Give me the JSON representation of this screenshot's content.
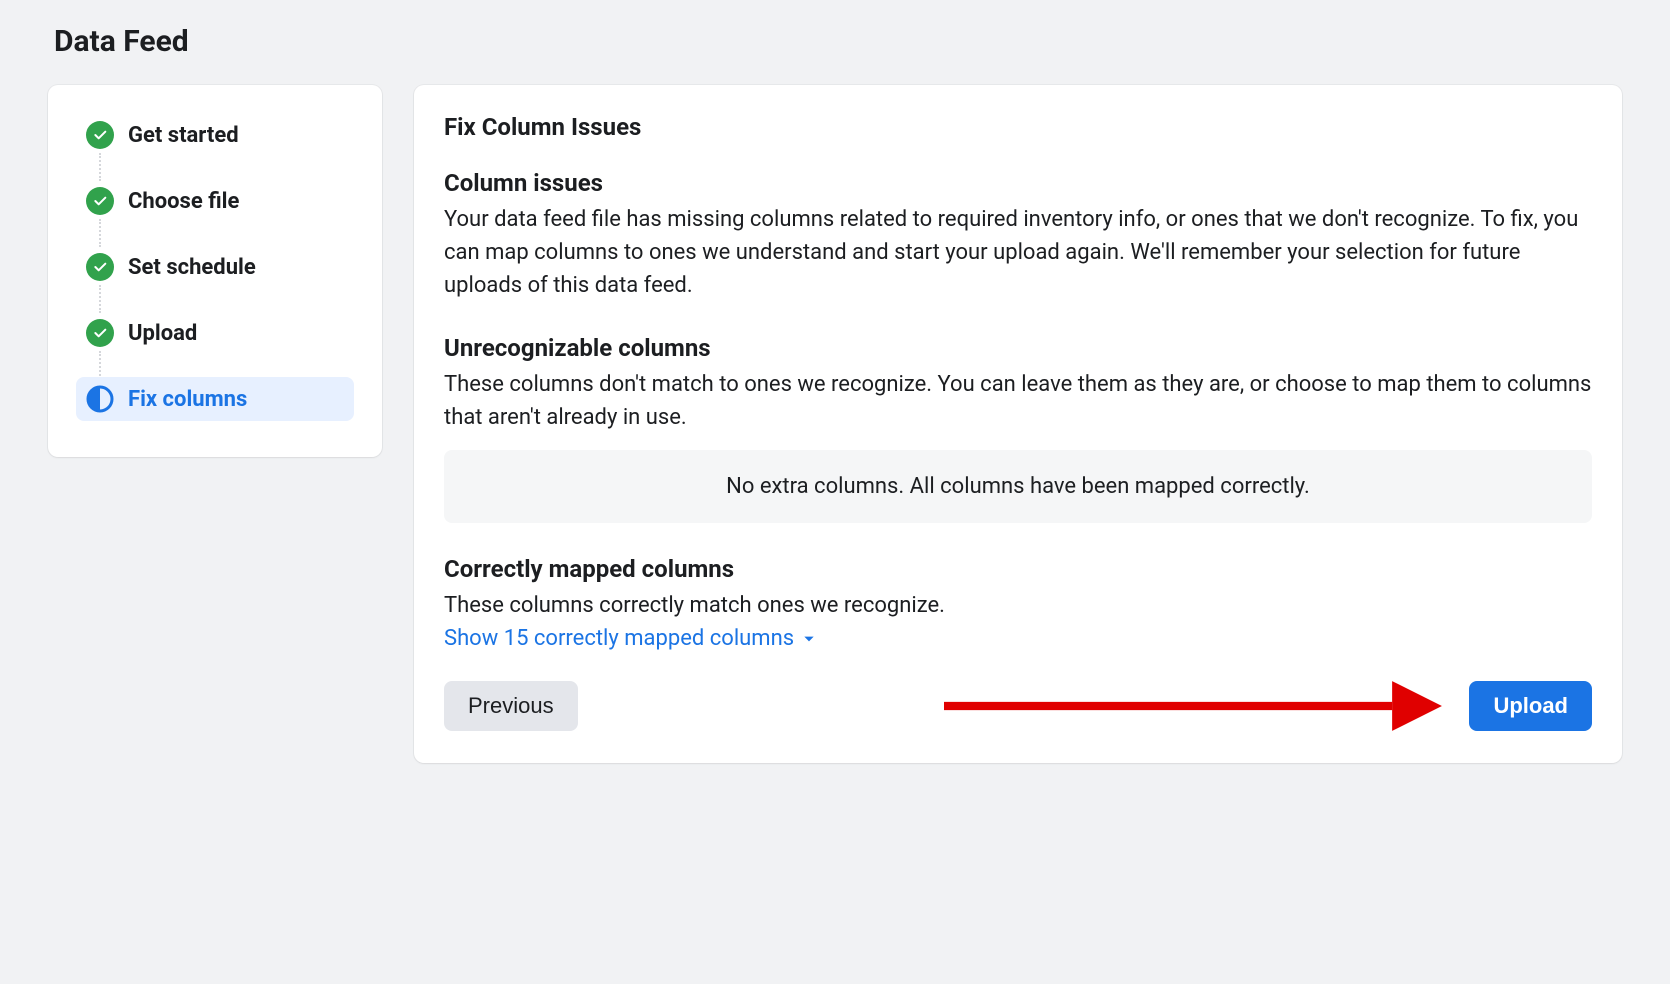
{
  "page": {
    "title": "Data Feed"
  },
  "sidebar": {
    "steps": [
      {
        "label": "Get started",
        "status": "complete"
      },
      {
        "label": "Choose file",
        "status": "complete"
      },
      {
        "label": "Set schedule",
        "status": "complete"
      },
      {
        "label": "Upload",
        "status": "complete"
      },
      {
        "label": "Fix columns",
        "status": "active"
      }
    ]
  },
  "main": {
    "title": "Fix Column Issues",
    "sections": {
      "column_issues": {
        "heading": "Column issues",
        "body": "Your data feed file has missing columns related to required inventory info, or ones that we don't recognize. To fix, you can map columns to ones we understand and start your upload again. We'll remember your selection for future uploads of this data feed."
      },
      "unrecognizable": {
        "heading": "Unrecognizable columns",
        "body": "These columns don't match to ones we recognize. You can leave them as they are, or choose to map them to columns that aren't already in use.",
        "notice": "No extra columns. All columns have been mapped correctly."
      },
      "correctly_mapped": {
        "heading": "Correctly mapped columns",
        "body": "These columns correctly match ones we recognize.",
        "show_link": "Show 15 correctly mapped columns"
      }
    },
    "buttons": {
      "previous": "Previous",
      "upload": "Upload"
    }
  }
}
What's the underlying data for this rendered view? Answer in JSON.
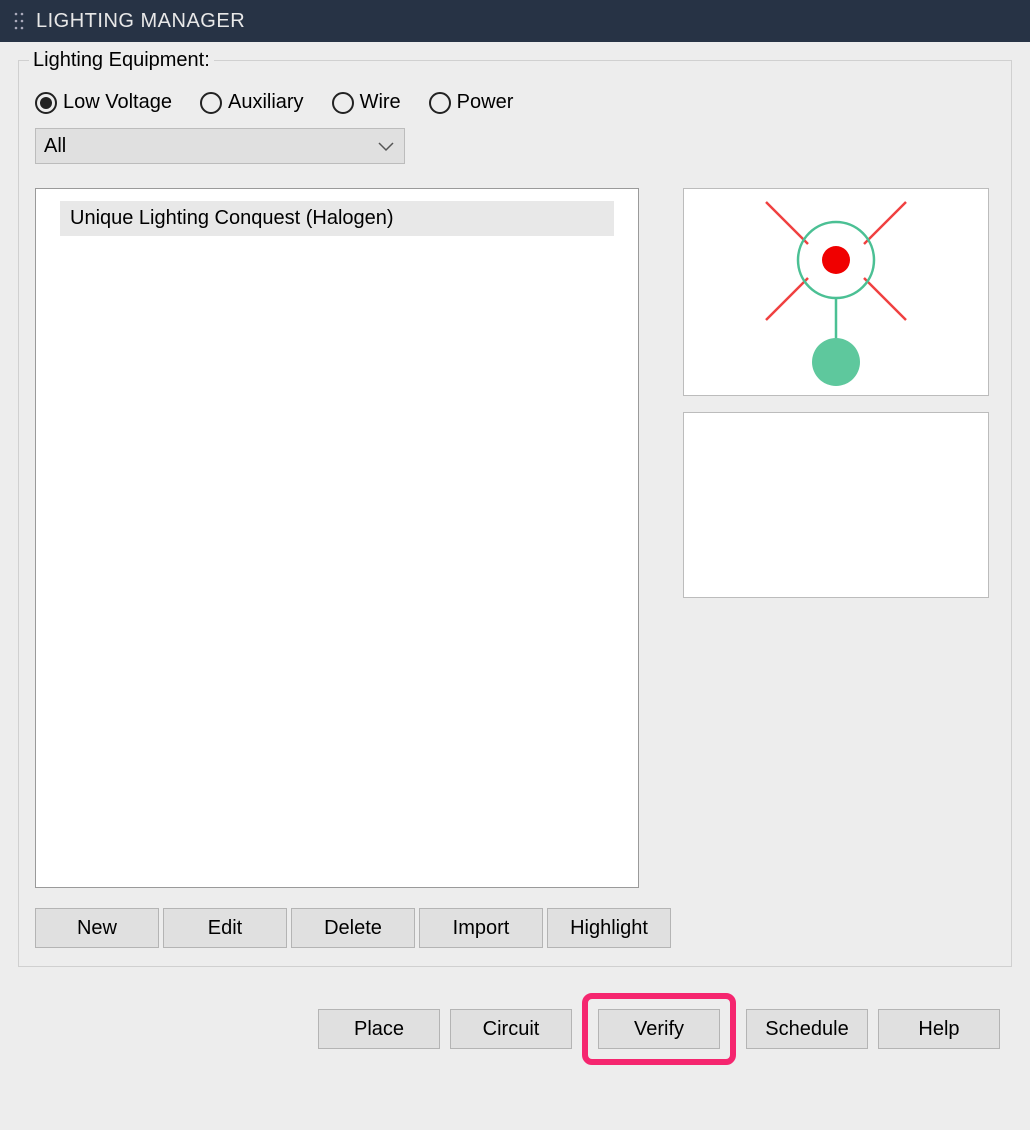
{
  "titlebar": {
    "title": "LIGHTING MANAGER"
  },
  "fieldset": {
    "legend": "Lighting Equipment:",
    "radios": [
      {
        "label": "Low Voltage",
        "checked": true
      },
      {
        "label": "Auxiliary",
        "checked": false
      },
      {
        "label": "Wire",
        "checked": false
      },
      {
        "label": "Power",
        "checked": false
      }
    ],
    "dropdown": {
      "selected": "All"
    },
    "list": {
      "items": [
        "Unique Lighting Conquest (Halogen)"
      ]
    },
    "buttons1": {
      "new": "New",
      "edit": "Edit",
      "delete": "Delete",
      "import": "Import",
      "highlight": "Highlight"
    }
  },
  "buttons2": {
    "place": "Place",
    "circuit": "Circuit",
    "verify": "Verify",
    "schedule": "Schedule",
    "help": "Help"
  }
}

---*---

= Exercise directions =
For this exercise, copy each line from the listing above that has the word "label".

= Your solution =
        "label": "Get started",
        "label": "Choose file",
        "label": "Set schedule",
        "label": "Upload",
        "label": "Fix columns",
        "label": "Low Voltage",
        "label": "Auxiliary",
        "label": "Wire",
        "label": "Power",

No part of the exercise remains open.